### Task to carry out
Each entry must be copied exactly, without omission.

=== Begin Enclosure ===

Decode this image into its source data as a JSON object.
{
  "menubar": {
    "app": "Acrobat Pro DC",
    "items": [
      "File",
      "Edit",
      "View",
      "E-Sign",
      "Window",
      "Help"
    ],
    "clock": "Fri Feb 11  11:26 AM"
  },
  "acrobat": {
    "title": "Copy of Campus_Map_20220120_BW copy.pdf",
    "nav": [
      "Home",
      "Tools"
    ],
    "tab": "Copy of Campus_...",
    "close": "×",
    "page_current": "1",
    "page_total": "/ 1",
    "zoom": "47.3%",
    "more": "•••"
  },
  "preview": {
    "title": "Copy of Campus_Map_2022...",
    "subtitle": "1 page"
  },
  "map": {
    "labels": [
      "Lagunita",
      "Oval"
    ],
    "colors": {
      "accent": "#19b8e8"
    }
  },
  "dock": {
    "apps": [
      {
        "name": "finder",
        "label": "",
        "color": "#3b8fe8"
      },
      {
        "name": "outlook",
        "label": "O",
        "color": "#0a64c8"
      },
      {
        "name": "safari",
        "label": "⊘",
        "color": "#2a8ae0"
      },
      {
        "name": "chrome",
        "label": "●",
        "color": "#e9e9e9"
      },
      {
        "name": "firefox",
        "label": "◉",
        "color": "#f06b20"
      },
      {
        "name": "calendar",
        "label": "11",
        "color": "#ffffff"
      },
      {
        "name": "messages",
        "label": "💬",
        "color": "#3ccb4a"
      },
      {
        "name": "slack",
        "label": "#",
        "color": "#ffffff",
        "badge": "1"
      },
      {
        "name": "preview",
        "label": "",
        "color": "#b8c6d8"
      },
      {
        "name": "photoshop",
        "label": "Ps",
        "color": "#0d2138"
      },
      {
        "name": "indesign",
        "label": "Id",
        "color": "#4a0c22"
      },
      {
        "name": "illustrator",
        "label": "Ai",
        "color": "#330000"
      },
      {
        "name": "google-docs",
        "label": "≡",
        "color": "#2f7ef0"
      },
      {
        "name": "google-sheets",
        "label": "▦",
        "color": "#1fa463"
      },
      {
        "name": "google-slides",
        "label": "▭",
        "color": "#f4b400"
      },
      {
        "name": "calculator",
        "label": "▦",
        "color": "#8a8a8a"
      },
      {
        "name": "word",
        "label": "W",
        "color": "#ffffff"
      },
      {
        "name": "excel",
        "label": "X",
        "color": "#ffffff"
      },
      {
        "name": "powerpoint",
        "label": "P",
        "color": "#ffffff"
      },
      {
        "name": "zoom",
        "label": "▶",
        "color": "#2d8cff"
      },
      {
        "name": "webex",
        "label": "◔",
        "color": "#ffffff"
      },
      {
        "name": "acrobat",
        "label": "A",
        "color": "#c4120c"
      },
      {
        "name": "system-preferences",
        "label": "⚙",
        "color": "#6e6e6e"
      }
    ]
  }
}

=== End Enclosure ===

### Answer for the task
Decode this image into its source data as a JSON object.
{
  "menubar": {
    "app": "Acrobat Pro DC",
    "items": [
      "File",
      "Edit",
      "View",
      "E-Sign",
      "Window",
      "Help"
    ],
    "clock": "Fri Feb 11  11:26 AM"
  },
  "acrobat": {
    "title": "Copy of Campus_Map_20220120_BW copy.pdf",
    "nav": [
      "Home",
      "Tools"
    ],
    "tab": "Copy of Campus_...",
    "close": "×",
    "page_current": "1",
    "page_total": "/ 1",
    "zoom": "47.3%",
    "more": "•••"
  },
  "preview": {
    "title": "Copy of Campus_Map_2022...",
    "subtitle": "1 page"
  },
  "map": {
    "labels": [
      "Lagunita",
      "Oval"
    ],
    "colors": {
      "accent": "#19b8e8"
    }
  },
  "dock": {
    "apps": [
      {
        "name": "finder",
        "label": "",
        "color": "#3b8fe8"
      },
      {
        "name": "outlook",
        "label": "O",
        "color": "#0a64c8"
      },
      {
        "name": "safari",
        "label": "⊘",
        "color": "#2a8ae0"
      },
      {
        "name": "chrome",
        "label": "●",
        "color": "#e9e9e9"
      },
      {
        "name": "firefox",
        "label": "◉",
        "color": "#f06b20"
      },
      {
        "name": "calendar",
        "label": "11",
        "color": "#ffffff"
      },
      {
        "name": "messages",
        "label": "💬",
        "color": "#3ccb4a"
      },
      {
        "name": "slack",
        "label": "#",
        "color": "#ffffff",
        "badge": "1"
      },
      {
        "name": "preview",
        "label": "",
        "color": "#b8c6d8"
      },
      {
        "name": "photoshop",
        "label": "Ps",
        "color": "#0d2138"
      },
      {
        "name": "indesign",
        "label": "Id",
        "color": "#4a0c22"
      },
      {
        "name": "illustrator",
        "label": "Ai",
        "color": "#330000"
      },
      {
        "name": "google-docs",
        "label": "≡",
        "color": "#2f7ef0"
      },
      {
        "name": "google-sheets",
        "label": "▦",
        "color": "#1fa463"
      },
      {
        "name": "google-slides",
        "label": "▭",
        "color": "#f4b400"
      },
      {
        "name": "calculator",
        "label": "▦",
        "color": "#8a8a8a"
      },
      {
        "name": "word",
        "label": "W",
        "color": "#ffffff"
      },
      {
        "name": "excel",
        "label": "X",
        "color": "#ffffff"
      },
      {
        "name": "powerpoint",
        "label": "P",
        "color": "#ffffff"
      },
      {
        "name": "zoom",
        "label": "▶",
        "color": "#2d8cff"
      },
      {
        "name": "webex",
        "label": "◔",
        "color": "#ffffff"
      },
      {
        "name": "acrobat",
        "label": "A",
        "color": "#c4120c"
      },
      {
        "name": "system-preferences",
        "label": "⚙",
        "color": "#6e6e6e"
      }
    ]
  }
}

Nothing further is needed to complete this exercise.